Few of Clark’s writings were published. In 1891 he had joined the American Academy of Political and Social Science and in 1900 published a paper on ‘Natural Rights’ in their Annals. His unpublished works, written in exercise books for circulation among friends, are extensive and fall into three broad categories: philosophical essays, studies on different aspects of the Australian and American Constitutions and serious legal discourses; there are also two slim volumes of poetry. He was widely read in literature and the law, and, consistent with his reputation as ‘an inquirer in almost every branch of knowledge’, his wide-ranging library was renowned. His greatest contribution to learning was his share in the foundation of the University of Tasmania in 1889; he was its vice-chancellor from 17 June 1901 to 23 July 1903.
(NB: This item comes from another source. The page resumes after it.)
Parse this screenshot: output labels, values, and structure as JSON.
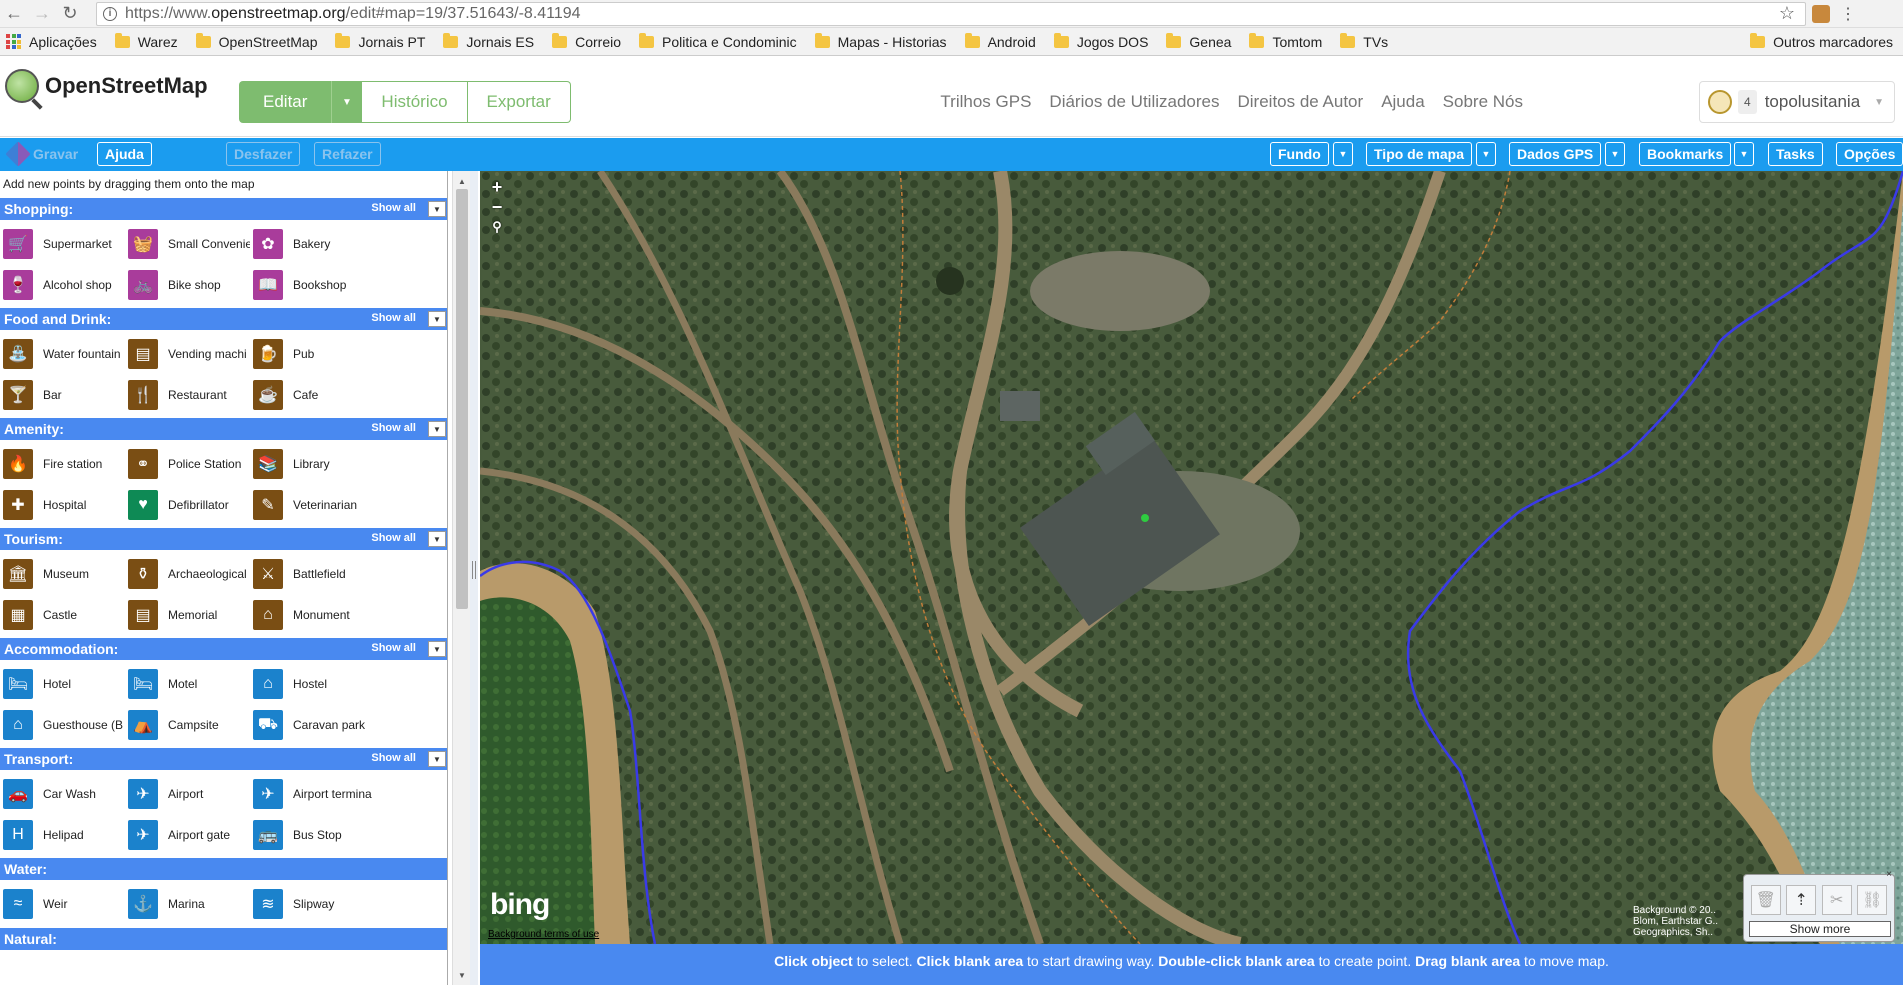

Inspired as a young man by Higinbotham and by the Italian patriot and author Giuseppe Mazzini, of whom he had a picture in every room, Clark remained a republican. In 1891 he wrote that ‘the leopard could as soon change his spots as I become a supporter of plutocracy and class privilege’. Ten years later he wrote an essay on ‘The Evils of Monarchy’ in answer to James Bryce, Studies in History and Jurisprudence (London, 1901). Clark visited America in 1897 armed with letters of introduction from Miss Margaret Windeyer to leading feminists. His youngest son claimed that ‘the judge was through his life a great admirer of ladies, whose society he often greatly enjoyed. He always warmly defended their equality in native intellect with the sterner sex, and he can lay claim to the no mean distinction of being the first man to fight an election in Tasmania in favour of adult suffrage’.

Clark enjoyed a rich family life. Moncure Conway long remembered him under his ‘vine and ‘figtree’ with his wife and children. He was never too busy to mend a toy for a child, and his wife once wrote on hearing of his imminent return from America that ‘to celebrate your return I must do something or bust’. Clark died on 14 November 1907 at his home, Rosebank, Battery Point, Hobart, survived by his wife, five sons and two daughters. Of his sons, Alexander became an engineer, Andrew a judge, Conway an architect, Wendell a doctor and Carrel clerk of the Legislative Council. In 1894 Clark had been given the title of ‘Honourable’ for life.



Last Modified: 24-Oct-2003